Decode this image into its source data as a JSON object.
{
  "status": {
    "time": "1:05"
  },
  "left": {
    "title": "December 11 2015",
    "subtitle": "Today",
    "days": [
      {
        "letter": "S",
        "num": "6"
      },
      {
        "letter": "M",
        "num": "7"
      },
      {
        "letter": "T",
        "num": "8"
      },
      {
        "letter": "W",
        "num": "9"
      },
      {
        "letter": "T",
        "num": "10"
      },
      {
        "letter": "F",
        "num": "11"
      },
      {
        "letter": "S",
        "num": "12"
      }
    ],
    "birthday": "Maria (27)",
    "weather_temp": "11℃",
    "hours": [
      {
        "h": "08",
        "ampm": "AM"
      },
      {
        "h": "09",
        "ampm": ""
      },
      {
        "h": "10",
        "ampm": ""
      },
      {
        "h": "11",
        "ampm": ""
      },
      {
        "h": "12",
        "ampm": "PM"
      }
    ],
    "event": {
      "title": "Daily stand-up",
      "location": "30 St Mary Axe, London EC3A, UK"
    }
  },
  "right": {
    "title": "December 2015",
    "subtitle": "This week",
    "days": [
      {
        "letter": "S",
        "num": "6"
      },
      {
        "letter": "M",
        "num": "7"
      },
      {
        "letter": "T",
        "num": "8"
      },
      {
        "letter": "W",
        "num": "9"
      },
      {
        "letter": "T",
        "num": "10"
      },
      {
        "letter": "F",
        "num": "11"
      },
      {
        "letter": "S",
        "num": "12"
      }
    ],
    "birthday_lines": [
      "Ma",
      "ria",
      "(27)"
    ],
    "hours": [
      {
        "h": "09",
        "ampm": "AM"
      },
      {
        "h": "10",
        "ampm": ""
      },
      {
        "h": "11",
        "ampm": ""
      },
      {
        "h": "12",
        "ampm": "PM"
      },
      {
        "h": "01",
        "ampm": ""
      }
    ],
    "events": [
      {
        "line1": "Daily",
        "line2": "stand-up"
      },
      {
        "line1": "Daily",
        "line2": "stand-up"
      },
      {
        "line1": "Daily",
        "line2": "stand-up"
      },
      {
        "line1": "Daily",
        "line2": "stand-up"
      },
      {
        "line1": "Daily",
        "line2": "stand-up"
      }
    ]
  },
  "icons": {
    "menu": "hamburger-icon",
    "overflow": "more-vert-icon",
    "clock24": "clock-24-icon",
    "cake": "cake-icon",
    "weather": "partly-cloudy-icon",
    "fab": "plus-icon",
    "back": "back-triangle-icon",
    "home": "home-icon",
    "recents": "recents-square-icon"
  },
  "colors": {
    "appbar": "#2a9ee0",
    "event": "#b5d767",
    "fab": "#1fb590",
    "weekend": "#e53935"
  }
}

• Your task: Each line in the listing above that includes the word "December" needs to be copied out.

• Answer for the task:
    "title": "December 11 2015",
    "title": "December 2015",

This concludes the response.